Deepavali/ Diwali or the Festival of Lights

November 3, 2021


Deepavali/ Diwali, or the Festival Of Lights, is a festival predominantly celebrated by the Hindu community. The festival begins just before the arrival of a new moon in the Hindu months of Asvina and Kartika- typically between October and November of the Gregorian calendar. The significance of the festival of lights is the celebration of light triumphing over darkness, and of good over evil. For certain groups of other faiths, Diwali also holds some spiritual significance for them- in Jainism, Diwali marks the nirvana, or spiritual awakening of Lord Mahavira on October 15, 527 B.C. In Sikhism on the other hand, Diwali honours the day that Guru Hargobind Ji, the Sixth Sikh Guru, was freed from imprisonment. In this article, we will be looking at the stories behind Deepavali, and some of the unique customs/ traditions practiced by the Hindu community to date. 
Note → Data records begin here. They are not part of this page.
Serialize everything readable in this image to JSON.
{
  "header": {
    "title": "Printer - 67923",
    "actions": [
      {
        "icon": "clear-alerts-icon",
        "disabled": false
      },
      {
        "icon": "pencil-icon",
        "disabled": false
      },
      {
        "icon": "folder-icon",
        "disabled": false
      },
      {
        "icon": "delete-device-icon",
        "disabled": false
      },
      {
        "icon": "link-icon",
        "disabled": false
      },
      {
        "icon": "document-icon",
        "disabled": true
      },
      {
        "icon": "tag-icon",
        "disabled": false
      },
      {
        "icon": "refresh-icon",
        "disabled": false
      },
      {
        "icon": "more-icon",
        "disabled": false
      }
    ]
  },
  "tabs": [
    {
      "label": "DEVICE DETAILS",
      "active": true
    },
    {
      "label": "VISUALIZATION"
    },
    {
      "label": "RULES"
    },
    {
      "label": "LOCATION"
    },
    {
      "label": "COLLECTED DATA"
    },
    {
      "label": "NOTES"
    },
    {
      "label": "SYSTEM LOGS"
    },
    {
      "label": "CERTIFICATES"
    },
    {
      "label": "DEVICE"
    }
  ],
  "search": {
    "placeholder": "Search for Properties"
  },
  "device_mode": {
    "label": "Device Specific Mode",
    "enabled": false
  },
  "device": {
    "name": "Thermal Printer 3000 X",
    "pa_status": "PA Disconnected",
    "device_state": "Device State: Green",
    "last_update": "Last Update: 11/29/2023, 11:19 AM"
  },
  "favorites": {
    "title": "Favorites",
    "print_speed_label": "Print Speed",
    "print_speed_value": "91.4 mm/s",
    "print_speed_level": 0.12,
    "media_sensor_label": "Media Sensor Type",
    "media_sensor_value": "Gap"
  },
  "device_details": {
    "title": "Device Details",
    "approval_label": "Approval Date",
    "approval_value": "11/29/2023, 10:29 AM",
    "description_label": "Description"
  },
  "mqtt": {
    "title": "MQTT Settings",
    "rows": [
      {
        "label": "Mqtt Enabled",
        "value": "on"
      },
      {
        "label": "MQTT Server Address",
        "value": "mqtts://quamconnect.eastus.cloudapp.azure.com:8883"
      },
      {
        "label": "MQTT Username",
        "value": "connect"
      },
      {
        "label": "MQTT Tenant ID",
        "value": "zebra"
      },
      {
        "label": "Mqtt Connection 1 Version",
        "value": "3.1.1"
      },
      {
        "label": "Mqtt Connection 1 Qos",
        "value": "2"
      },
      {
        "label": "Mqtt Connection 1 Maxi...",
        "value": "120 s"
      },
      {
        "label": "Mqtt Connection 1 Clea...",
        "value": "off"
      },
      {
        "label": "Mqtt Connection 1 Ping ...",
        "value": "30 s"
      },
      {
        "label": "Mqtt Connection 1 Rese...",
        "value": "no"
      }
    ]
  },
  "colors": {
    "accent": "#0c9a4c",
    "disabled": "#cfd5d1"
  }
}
There is no single origin story for Deepavali as it varies based on where it is told; different states in India have their own versions of Deepavali’s origin stories. In Malaysia, the oldest person in numerous Hindu families narrates the story of Deepavali as a celebration of Lord Krishna’s triumph over the demon King Narak, also known as ‘Narakasura’, or ‘Narak the Demon’. King Narak was initially a regular man- however, he turned power hungry once crowned King, which developed feeling of rage and hatred within him. He ruled his kingdom in opposition to the sacred teachings of Vedic Law, leading to the immense suffering of his subjects, and rampant violence throughout the kingdom. When evil had wholly consumed him, he became known as Narakasura. Having captured 16,000 people in a raid to torture and massacre them, Narakasura was stopped by Lord Krishna, who rescued his victims and killed him. As the people of Narakasura’s kingdom were poisoned by vice, Lord Krishna helped them redeem themselves through teachings from the Vedic path, preaching that every observer of Hinduism should realise the light in themselves.Hence, the ancient Vedic phrase: “Lead me from darkness to light”. According to the Vedas, it is this light that will illuminate human lives and eliminate evil thoughts, words and deeds. It is this teaching which forms the heart of the Festival of Lights. 


Customs and Traditions on Deepavali

Cleaning The House

During Deepavali, a clean abode is said to welcome the Goddess of Wealth and Fortune to grace the home, and to bless the family. It also helps that, since visits are common during festive occasions, a clean house is ready to welcome guests at all times.  


Having Oil Baths

On Deepavali Day, a common practise is for the household to rise early, and for family elders to massage younger members (usually children) in sesame oil, before their baths. Symbolically, an oil bath symbolises good luck and new beginnings, while from a health and wellness standpoint, sesame oil is beneficial in reducing heat from the body.  



The tradition of decorating the entrance to one’s home with kolam/rangoli is a long time practice in Hindu communities. Kolam artwork is typically made with rice flour, while rangoli artwork is made with coloured rice/ rice flour. This decoration instantly lifts the festive spirit, especially when every house is decorated with all types of kolam/rangoli, from the simplest to amazingly intricate designs! Rice flour is also an eco-friendly decoration choice as opposed to coloured powders which can harm insects/ ants. 


Making 'oil pot' snacks

Deepavali is often associated with eating lots and lots of snack- with murukku chief among them! This is due to the tradition of “Ennai Chatti” or Oil Pot, where deep fried sweets and snacks are prepared as a sign of good luck and prosperity. The preparation of these snacks also serves as an opportunity for the entire family/ extended family to come together to prepare (and enjoy) the snacks. 


Lighting of Lamps

Deepavali is a Tamil word derived from the Sanskrit ‘Dipavali’ , which means ‘row of lights’. On Deepavali night, rows of clay lamps are lit to celebrate, and represent, the triumph of light over darkness. 


Such is the beauty of Malaysia that even non-Hindus join in the festivities and light up the celebrations alongside the Hindu community. It is this sense of diversity and multiculturalism which helps foster a sense a unity among us. And on that note, Happy Deepavali Malaysia!